Recent Changes to Termination Clause Enforceability

Employers in Ontario should review their employment contracts in light of recent case law addressing the enforceability of termination clauses.

In Waksdale v. Swegon North America Inc., 2020 ONCA 391 (“Waksdale”), the Ontario Court of Appeal  clarified the rule for interpreting termination provisions in an employment contract. The Court found that employment contracts, including termination provisions, must be read as a whole. Applying this reasoning, the Court set aside an otherwise enforceable without-cause termination provision because the for-cause provision did not comply with the Employment Standards Act (“ESA”). This has been characterized as a harsh decision, since it allows for an entire termination clause to be voided even if the offending term is not in issue.

Waksdale was recently followed by the Ontario Superior Court of Justice in Sewell v. Provincial Fruit Co. Limited, 2020 ONSC 4406 (“Sewell”).

The plaintiff in Sewell was employed in a senior sales role for six months, at which point he was terminated by the defendant employer without cause.

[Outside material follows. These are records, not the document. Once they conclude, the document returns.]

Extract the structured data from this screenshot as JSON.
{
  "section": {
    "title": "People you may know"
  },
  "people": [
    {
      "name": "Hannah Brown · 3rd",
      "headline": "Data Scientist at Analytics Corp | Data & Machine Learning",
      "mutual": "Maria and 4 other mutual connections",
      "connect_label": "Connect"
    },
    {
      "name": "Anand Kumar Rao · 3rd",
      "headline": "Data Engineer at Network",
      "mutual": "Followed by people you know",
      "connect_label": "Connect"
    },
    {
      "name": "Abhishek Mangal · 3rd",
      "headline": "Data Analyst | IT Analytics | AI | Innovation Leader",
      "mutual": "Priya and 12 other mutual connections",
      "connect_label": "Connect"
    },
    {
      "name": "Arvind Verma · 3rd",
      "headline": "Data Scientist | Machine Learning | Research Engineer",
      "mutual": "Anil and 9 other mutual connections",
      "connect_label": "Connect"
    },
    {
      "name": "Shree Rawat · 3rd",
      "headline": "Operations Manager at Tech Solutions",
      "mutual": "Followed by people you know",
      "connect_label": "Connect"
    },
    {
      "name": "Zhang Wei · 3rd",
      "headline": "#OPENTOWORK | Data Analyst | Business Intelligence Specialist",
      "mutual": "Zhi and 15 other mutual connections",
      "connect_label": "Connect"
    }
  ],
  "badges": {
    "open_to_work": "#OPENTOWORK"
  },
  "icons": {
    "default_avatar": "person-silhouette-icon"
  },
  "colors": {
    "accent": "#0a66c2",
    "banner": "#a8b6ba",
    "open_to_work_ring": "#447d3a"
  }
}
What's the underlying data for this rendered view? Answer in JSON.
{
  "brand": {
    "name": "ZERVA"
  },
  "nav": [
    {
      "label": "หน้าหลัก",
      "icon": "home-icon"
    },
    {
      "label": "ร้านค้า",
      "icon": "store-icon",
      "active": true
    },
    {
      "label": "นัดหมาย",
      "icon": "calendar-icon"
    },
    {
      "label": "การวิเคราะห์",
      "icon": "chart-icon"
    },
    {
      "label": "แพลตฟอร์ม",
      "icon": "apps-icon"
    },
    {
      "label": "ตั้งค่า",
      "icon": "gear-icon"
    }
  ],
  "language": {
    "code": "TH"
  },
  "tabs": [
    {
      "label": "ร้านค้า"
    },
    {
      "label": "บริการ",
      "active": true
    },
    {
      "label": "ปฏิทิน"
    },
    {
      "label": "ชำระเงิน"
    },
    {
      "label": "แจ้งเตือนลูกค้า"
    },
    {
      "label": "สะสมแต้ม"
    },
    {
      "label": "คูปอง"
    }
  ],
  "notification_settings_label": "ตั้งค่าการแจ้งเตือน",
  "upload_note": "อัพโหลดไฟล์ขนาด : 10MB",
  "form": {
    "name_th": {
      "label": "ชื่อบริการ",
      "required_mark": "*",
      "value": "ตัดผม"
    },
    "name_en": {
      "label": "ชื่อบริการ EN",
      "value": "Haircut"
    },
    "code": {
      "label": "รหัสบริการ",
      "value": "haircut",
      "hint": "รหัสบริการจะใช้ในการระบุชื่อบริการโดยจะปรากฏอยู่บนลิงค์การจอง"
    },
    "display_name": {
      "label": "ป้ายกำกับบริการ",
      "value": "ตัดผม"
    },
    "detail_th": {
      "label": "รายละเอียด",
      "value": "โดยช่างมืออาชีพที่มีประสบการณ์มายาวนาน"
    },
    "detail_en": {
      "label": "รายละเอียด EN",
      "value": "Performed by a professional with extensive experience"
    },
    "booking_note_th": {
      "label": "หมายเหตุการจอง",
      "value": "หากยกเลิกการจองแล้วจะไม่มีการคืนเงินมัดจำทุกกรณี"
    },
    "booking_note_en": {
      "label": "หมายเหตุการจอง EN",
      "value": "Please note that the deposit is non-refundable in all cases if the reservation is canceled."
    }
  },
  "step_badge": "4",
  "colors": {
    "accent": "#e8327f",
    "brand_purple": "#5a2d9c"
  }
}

The employer paid the plaintiff two weeks’ salary and benefits, consistent with the employment contract and the requirements of the ESA. The plaintiff brought a summary judgment motion seeking, among other relief, a declaration that the termination clause in the employment contract was unenforceable.

The plaintiff’s employment contract contained for-cause and without-cause termination provisions. The for-cause provision allowed the employer to terminate the plaintiff at any time and without notice. The without-cause provision entitled the employer to terminate the plaintiff at any time as long as the employer paid a combination of notice and severance pay.

The Court held that the termination clause violated the ESA for two reasons:

  1. The without-cause provision combined notice and severance pay, which violated the ESA requirement to pay both notice and severance; and
  1. The for-cause provision contracted around the ESA requirement to provide notice except in cases where the employee engaged in “wilful misconduct”.

Applying Waksdale, the Court found that the invalid for-cause provision rendered the entire termination clause unenforceable. Even though the for-cause provision was not at issue (since the plaintiff was dismissed without cause), the Court reaffirmed that employment contracts must be read as a whole and that they should be set aside if any of the terms are in contravention of the ESA. Accordingly, the Court concluded that the employment contract was void, and that the plaintiff was entitled to reasonable notice of four months under the Common Law, rather than two weeks under the ESA.

Implications for Employers

Employers should review their employment contracts to ensure that their termination provisions comply with the minimum ESA requirements. Specifically, employers should confirm that their termination clauses provide employees with appropriate notice and that they do not combine notice and severance pay entitlements. Since leave to appeal to the Supreme Court of Canada was recently refused in Waksdale, the Court of Appeal’s reasoning represents the current state of the law in Ontario.

Questions? Contact David Cherepacha or Ava Kanner